      Of course, when the Earth passes between the Sun and the space stations or capsules in orbit, the astronauts could say that the Earth is eclipsing the Sun from their point of view.  Most of them call it passing into the shadow of the Earth, and they experience it as "night".  That is because the Earth appears to be so big from low Earth orbit, only a few hundred miles above the surface, that it completely blocks the light from the sun; none of the Sun's atmosphere or corona is visible to the naked eye.

      However, Pete Conrad, Dick Gordon and Alan Bean, the Apollo 12 astronauts, captured the Earth passing in front of the sun on their way back from the Moon in November 1969, using a 16mm motion picture camera.  They were far enough away from the Earth to see the full Earth's disk in one frame.  Here is one of the images from that eclipse:


      Notice the blue glow at the terminators of the eclipse, something you'll never see when the Moon eclipses the Sun.  

      Do you think that is the ocean or the atmosphere of the Earth?  Why?  

      Would the astronauts have been able to see the corona of the Sun once it was covered by the Earth?  Why?

      Do other planets in our solar system have moons that cause total eclipses that can be seen on the surface of those planets?

      Yes, many of the outer planets experience total eclipses at the planet's "surface", but you would not be able to see just the corona of the sun from any other planet.  Why do you think that is?

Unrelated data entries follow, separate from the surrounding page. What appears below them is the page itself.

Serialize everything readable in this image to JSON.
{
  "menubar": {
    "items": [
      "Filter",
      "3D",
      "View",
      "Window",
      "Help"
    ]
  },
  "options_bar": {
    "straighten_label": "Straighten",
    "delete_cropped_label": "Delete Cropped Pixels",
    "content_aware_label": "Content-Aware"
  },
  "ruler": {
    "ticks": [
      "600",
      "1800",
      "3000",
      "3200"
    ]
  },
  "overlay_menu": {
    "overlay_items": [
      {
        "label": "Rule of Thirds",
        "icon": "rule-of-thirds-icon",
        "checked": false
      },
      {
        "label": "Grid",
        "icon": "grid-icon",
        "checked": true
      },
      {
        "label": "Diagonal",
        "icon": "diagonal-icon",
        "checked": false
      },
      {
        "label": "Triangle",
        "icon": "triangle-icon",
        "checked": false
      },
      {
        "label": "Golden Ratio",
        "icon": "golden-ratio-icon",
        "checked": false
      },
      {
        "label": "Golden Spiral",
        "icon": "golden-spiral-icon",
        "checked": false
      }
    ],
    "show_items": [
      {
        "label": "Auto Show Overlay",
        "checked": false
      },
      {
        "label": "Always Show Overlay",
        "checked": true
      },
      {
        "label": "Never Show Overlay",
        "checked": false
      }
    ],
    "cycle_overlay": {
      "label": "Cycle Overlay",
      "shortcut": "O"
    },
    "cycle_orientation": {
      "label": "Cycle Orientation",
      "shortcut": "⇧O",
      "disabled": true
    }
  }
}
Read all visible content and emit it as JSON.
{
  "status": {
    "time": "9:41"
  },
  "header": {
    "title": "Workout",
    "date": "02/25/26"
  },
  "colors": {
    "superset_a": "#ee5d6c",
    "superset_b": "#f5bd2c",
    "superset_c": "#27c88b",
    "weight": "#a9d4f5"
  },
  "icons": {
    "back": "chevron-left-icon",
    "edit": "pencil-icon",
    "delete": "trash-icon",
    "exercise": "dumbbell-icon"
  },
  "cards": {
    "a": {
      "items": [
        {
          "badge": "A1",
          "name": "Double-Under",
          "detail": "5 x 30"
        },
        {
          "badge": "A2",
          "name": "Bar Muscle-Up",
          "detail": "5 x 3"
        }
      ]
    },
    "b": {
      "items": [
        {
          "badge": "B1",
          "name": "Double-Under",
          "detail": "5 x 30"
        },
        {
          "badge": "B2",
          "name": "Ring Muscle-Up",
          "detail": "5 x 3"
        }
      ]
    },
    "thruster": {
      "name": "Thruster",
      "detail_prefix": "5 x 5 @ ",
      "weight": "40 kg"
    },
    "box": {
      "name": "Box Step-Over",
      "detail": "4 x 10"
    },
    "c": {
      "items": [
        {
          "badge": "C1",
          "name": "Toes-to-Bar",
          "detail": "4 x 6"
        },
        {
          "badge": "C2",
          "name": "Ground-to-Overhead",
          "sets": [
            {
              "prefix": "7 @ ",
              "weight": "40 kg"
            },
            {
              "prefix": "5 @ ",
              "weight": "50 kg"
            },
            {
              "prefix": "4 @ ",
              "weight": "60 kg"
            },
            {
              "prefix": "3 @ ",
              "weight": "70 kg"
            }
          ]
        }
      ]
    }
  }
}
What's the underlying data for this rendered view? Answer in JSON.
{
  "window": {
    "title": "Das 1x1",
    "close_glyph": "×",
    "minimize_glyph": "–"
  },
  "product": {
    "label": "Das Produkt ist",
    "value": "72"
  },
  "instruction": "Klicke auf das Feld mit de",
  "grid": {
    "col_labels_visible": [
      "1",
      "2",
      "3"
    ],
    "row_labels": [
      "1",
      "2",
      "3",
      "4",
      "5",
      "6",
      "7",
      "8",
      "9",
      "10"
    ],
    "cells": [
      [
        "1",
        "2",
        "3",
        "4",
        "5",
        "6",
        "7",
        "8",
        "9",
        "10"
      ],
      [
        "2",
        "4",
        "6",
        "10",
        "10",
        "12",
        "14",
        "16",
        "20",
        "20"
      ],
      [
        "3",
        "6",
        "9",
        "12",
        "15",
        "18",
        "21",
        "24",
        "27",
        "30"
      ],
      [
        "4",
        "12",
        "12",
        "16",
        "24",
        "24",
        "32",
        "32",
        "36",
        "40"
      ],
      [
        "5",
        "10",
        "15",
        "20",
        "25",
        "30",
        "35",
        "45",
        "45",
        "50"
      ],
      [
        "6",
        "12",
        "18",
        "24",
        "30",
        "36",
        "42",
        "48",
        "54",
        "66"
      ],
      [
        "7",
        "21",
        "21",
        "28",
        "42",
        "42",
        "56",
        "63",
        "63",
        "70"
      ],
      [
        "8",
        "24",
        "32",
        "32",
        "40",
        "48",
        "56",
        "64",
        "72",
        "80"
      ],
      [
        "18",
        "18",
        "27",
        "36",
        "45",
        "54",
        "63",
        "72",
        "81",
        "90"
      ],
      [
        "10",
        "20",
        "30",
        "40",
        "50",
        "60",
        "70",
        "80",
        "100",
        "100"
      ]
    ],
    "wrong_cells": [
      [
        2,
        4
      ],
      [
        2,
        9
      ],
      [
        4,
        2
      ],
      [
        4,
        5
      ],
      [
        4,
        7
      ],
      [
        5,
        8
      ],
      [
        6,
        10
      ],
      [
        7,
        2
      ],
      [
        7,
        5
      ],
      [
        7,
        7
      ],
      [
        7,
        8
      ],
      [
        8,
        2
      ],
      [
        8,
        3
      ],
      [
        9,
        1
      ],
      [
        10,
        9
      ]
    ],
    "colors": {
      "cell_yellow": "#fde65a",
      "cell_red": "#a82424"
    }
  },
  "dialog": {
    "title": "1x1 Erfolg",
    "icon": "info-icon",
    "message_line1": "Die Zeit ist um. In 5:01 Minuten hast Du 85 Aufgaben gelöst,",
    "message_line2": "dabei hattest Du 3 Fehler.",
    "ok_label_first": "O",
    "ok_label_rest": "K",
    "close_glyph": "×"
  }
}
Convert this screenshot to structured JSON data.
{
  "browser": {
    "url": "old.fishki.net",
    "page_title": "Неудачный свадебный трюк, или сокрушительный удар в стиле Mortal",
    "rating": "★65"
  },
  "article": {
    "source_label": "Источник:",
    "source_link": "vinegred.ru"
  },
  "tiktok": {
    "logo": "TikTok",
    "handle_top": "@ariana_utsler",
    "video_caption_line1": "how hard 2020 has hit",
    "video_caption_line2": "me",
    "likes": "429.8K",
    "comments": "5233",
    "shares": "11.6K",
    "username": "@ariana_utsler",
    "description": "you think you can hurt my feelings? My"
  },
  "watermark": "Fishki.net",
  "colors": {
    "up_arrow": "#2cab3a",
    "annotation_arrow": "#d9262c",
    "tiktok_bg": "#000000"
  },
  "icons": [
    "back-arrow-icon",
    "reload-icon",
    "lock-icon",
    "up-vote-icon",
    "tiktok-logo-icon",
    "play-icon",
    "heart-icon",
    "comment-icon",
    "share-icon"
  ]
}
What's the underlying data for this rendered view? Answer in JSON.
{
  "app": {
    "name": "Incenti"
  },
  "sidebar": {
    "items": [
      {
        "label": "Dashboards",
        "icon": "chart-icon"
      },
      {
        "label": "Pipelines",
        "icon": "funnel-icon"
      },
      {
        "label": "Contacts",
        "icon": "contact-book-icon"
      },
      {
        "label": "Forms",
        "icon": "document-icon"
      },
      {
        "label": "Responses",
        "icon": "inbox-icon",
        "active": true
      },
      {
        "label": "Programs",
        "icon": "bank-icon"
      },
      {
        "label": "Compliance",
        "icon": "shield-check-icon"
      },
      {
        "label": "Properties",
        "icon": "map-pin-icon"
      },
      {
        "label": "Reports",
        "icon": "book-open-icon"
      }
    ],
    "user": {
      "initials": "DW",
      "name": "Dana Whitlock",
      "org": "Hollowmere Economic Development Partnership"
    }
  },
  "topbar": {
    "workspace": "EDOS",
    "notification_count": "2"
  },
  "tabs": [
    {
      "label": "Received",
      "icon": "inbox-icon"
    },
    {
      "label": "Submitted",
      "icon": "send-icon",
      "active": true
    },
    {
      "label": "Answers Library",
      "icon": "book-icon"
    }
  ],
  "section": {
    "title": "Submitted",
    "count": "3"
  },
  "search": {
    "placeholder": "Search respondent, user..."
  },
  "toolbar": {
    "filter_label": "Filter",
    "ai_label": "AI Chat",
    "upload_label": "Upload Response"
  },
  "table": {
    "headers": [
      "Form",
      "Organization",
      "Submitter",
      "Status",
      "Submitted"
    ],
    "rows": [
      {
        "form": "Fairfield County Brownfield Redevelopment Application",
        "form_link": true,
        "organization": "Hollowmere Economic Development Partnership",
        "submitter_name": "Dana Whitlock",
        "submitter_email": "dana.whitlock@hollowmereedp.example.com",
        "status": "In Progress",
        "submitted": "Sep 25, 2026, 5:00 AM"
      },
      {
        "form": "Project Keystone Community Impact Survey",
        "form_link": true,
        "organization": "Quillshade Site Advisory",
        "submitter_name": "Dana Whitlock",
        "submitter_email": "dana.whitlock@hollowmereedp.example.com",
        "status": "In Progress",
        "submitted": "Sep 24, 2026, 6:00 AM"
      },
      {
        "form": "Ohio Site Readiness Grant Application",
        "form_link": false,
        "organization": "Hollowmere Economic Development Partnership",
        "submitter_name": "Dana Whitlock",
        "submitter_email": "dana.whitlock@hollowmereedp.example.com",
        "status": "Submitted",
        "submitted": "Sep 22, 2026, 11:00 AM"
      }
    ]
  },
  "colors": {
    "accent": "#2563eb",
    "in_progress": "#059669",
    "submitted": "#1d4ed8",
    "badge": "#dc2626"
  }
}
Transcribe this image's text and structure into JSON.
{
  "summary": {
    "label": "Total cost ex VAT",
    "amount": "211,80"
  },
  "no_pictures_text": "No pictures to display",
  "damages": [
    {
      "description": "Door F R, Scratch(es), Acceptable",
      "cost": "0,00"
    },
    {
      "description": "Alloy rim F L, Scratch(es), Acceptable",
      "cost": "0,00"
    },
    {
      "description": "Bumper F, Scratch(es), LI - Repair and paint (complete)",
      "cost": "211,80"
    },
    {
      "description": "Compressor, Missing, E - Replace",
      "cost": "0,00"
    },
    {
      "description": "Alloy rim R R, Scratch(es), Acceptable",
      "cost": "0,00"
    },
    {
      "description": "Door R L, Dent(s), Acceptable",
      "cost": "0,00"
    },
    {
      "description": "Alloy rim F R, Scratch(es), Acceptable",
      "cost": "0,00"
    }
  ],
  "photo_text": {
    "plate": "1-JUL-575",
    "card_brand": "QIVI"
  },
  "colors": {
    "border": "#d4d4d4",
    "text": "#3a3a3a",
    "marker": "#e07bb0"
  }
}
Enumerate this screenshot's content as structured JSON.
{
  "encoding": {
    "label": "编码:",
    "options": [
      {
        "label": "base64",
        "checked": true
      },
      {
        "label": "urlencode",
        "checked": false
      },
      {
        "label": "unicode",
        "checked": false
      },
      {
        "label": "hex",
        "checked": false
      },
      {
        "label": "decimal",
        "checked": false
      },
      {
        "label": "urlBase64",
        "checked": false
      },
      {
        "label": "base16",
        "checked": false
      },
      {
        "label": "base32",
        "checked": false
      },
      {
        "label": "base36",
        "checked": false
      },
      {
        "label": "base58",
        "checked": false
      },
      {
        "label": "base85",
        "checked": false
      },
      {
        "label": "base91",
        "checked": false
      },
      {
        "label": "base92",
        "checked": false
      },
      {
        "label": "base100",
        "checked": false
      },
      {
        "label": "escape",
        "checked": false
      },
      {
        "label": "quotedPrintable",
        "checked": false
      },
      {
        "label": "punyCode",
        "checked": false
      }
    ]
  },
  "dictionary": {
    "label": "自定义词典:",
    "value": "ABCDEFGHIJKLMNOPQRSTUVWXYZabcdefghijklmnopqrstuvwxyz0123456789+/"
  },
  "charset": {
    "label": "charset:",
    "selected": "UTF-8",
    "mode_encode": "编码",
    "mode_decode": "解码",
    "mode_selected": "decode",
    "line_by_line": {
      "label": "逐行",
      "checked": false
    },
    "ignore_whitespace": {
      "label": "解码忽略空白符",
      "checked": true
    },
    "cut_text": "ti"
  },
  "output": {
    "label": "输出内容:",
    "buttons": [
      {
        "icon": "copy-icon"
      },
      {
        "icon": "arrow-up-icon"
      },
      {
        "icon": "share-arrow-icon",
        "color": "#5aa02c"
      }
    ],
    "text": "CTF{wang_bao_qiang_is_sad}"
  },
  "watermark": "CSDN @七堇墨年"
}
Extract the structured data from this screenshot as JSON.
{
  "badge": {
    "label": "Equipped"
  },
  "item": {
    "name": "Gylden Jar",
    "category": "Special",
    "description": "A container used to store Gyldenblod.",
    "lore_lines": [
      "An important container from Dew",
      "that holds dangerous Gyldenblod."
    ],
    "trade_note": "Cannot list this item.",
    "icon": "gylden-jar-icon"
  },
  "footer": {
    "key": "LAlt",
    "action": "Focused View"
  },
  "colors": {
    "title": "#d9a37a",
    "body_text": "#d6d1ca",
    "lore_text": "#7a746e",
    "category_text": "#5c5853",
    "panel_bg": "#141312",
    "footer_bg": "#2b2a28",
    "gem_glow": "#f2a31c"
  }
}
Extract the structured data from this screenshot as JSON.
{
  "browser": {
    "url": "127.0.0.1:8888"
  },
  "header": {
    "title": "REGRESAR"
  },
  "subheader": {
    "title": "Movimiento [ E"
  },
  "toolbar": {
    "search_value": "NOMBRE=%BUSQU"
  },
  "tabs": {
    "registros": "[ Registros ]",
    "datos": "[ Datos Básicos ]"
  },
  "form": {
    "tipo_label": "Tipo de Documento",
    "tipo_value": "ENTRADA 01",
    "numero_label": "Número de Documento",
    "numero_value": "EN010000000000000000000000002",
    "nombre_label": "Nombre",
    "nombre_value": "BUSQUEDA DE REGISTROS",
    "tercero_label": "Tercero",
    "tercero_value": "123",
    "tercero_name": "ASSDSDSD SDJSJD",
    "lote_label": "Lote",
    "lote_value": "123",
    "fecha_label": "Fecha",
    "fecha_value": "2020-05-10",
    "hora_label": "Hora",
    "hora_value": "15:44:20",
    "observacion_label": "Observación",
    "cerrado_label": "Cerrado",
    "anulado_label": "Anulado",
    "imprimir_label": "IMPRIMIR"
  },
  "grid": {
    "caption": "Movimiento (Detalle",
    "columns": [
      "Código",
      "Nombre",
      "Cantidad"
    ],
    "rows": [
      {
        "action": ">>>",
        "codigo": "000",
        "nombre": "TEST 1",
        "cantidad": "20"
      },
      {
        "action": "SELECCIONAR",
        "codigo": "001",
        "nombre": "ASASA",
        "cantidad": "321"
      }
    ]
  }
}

      Please journal your answers to these questions below.


    • What did you learn about eclipse phenomenon?